Dayton aqueduct at Miami Canal photograph   Save
Dayton aqueduct at Miami Canal photograph
Description: This image is a photograph of an engraved illustration of the Miami River Canal, which was a section of the larger Miami and Erie Canal system completed in 1830. The image is of the Dayton aqueduct crossing, ca. 1842. Aqueducts were constructed to transport waters of the Miami and Erie Canal over rivers and streams. New York's Erie Canal, completed in 1825, dramatically altered life in Ohio. Thousands of settlers utilized the canal to move to Ohio. Cities in northern Ohio, especially Cleveland and Toledo, grew quickly and became important ports. Farmers and industrialists in northern Ohio now had a relatively cheap and quick means of transporting their products to market.
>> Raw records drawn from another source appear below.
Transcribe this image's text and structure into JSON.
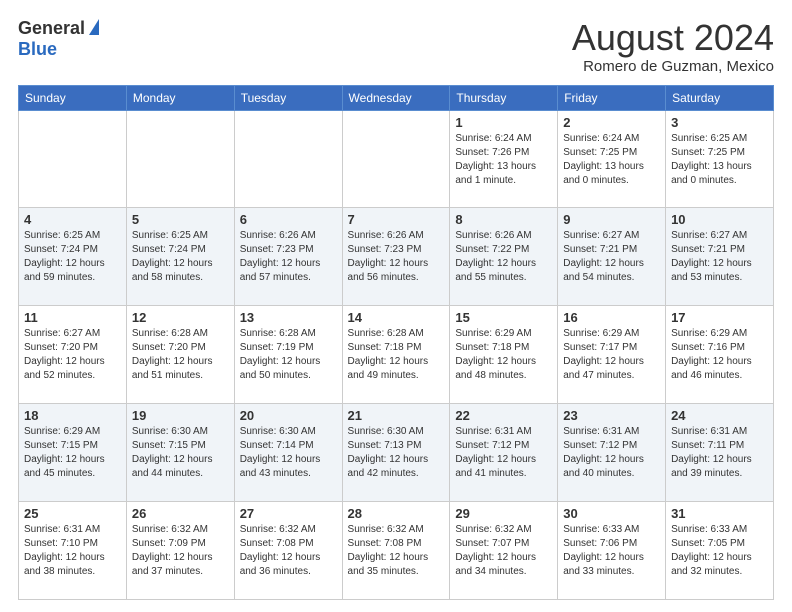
{
  "header": {
    "logo_general": "General",
    "logo_blue": "Blue",
    "month_title": "August 2024",
    "location": "Romero de Guzman, Mexico"
  },
  "days_of_week": [
    "Sunday",
    "Monday",
    "Tuesday",
    "Wednesday",
    "Thursday",
    "Friday",
    "Saturday"
  ],
  "weeks": [
    {
      "shade": false,
      "days": [
        {
          "num": "",
          "info": ""
        },
        {
          "num": "",
          "info": ""
        },
        {
          "num": "",
          "info": ""
        },
        {
          "num": "",
          "info": ""
        },
        {
          "num": "1",
          "info": "Sunrise: 6:24 AM\nSunset: 7:26 PM\nDaylight: 13 hours\nand 1 minute."
        },
        {
          "num": "2",
          "info": "Sunrise: 6:24 AM\nSunset: 7:25 PM\nDaylight: 13 hours\nand 0 minutes."
        },
        {
          "num": "3",
          "info": "Sunrise: 6:25 AM\nSunset: 7:25 PM\nDaylight: 13 hours\nand 0 minutes."
        }
      ]
    },
    {
      "shade": true,
      "days": [
        {
          "num": "4",
          "info": "Sunrise: 6:25 AM\nSunset: 7:24 PM\nDaylight: 12 hours\nand 59 minutes."
        },
        {
          "num": "5",
          "info": "Sunrise: 6:25 AM\nSunset: 7:24 PM\nDaylight: 12 hours\nand 58 minutes."
        },
        {
          "num": "6",
          "info": "Sunrise: 6:26 AM\nSunset: 7:23 PM\nDaylight: 12 hours\nand 57 minutes."
        },
        {
          "num": "7",
          "info": "Sunrise: 6:26 AM\nSunset: 7:23 PM\nDaylight: 12 hours\nand 56 minutes."
        },
        {
          "num": "8",
          "info": "Sunrise: 6:26 AM\nSunset: 7:22 PM\nDaylight: 12 hours\nand 55 minutes."
        },
        {
          "num": "9",
          "info": "Sunrise: 6:27 AM\nSunset: 7:21 PM\nDaylight: 12 hours\nand 54 minutes."
        },
        {
          "num": "10",
          "info": "Sunrise: 6:27 AM\nSunset: 7:21 PM\nDaylight: 12 hours\nand 53 minutes."
        }
      ]
    },
    {
      "shade": false,
      "days": [
        {
          "num": "11",
          "info": "Sunrise: 6:27 AM\nSunset: 7:20 PM\nDaylight: 12 hours\nand 52 minutes."
        },
        {
          "num": "12",
          "info": "Sunrise: 6:28 AM\nSunset: 7:20 PM\nDaylight: 12 hours\nand 51 minutes."
        },
        {
          "num": "13",
          "info": "Sunrise: 6:28 AM\nSunset: 7:19 PM\nDaylight: 12 hours\nand 50 minutes."
        },
        {
          "num": "14",
          "info": "Sunrise: 6:28 AM\nSunset: 7:18 PM\nDaylight: 12 hours\nand 49 minutes."
        },
        {
          "num": "15",
          "info": "Sunrise: 6:29 AM\nSunset: 7:18 PM\nDaylight: 12 hours\nand 48 minutes."
        },
        {
          "num": "16",
          "info": "Sunrise: 6:29 AM\nSunset: 7:17 PM\nDaylight: 12 hours\nand 47 minutes."
        },
        {
          "num": "17",
          "info": "Sunrise: 6:29 AM\nSunset: 7:16 PM\nDaylight: 12 hours\nand 46 minutes."
        }
      ]
    },
    {
      "shade": true,
      "days": [
        {
          "num": "18",
          "info": "Sunrise: 6:29 AM\nSunset: 7:15 PM\nDaylight: 12 hours\nand 45 minutes."
        },
        {
          "num": "19",
          "info": "Sunrise: 6:30 AM\nSunset: 7:15 PM\nDaylight: 12 hours\nand 44 minutes."
        },
        {
          "num": "20",
          "info": "Sunrise: 6:30 AM\nSunset: 7:14 PM\nDaylight: 12 hours\nand 43 minutes."
        },
        {
          "num": "21",
          "info": "Sunrise: 6:30 AM\nSunset: 7:13 PM\nDaylight: 12 hours\nand 42 minutes."
        },
        {
          "num": "22",
          "info": "Sunrise: 6:31 AM\nSunset: 7:12 PM\nDaylight: 12 hours\nand 41 minutes."
        },
        {
          "num": "23",
          "info": "Sunrise: 6:31 AM\nSunset: 7:12 PM\nDaylight: 12 hours\nand 40 minutes."
        },
        {
          "num": "24",
          "info": "Sunrise: 6:31 AM\nSunset: 7:11 PM\nDaylight: 12 hours\nand 39 minutes."
        }
      ]
    },
    {
      "shade": false,
      "days": [
        {
          "num": "25",
          "info": "Sunrise: 6:31 AM\nSunset: 7:10 PM\nDaylight: 12 hours\nand 38 minutes."
        },
        {
          "num": "26",
          "info": "Sunrise: 6:32 AM\nSunset: 7:09 PM\nDaylight: 12 hours\nand 37 minutes."
        },
        {
          "num": "27",
          "info": "Sunrise: 6:32 AM\nSunset: 7:08 PM\nDaylight: 12 hours\nand 36 minutes."
        },
        {
          "num": "28",
          "info": "Sunrise: 6:32 AM\nSunset: 7:08 PM\nDaylight: 12 hours\nand 35 minutes."
        },
        {
          "num": "29",
          "info": "Sunrise: 6:32 AM\nSunset: 7:07 PM\nDaylight: 12 hours\nand 34 minutes."
        },
        {
          "num": "30",
          "info": "Sunrise: 6:33 AM\nSunset: 7:06 PM\nDaylight: 12 hours\nand 33 minutes."
        },
        {
          "num": "31",
          "info": "Sunrise: 6:33 AM\nSunset: 7:05 PM\nDaylight: 12 hours\nand 32 minutes."
        }
      ]
    }
  ]
}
The success of the Erie Canal also prompted the Ohio government to invest in canals within Ohio, most notably the Ohio and Erie Canal and the Miami and Erie Canal, both of which connected Lake Erie with the Ohio River. Constructed in stages between 1825 and 1845, the Miami and Erie Canal linked Lake Erie (at Toledo) to the Ohio River (at Cincinnati). At Junction, Ohio, the Miami and Erie Canal intersected with the Wabash and Erie Canal, which provided a link to Evansville, Indiana. The canal system greatly reduced the cost of transporting products and people. The cost of shipping goods from the East Coast to Ohio and vice versa dripped from $125 per ton of goods to $25 per ton. It took eighty hours to travel from Cleveland to Portsmouth along the Ohio and Erie Canal. Although travel on horseback was much faster, it also cost a great deal more. Passage on the canal boat was $1.70 per person. Most canals remained in operation in Ohio until the late 1800s. By the 1850s, however, canals were losing business to the railroads, which offered several advantages over the canals. Although railroads cost more to ship people and goods, they could deliver people and items much more quickly than the canals. Railroads also were not limited by a water source, as were canals. Because of these advantages, railroads quickly supplanted the canals. View on Ohio Memory.
Image ID: AL06117
Subjects: Canals--Ohio--History--19th century; Miami Canal (Ohio); Miami and Erie Canal (Ohio)--History; Dayton (Ohio); Montgomery County (Ohio); Miami Canal (Ohio); Ohio Economy--Transportation and Development
Places: Dayton (Ohio); Montgomery County (Ohio)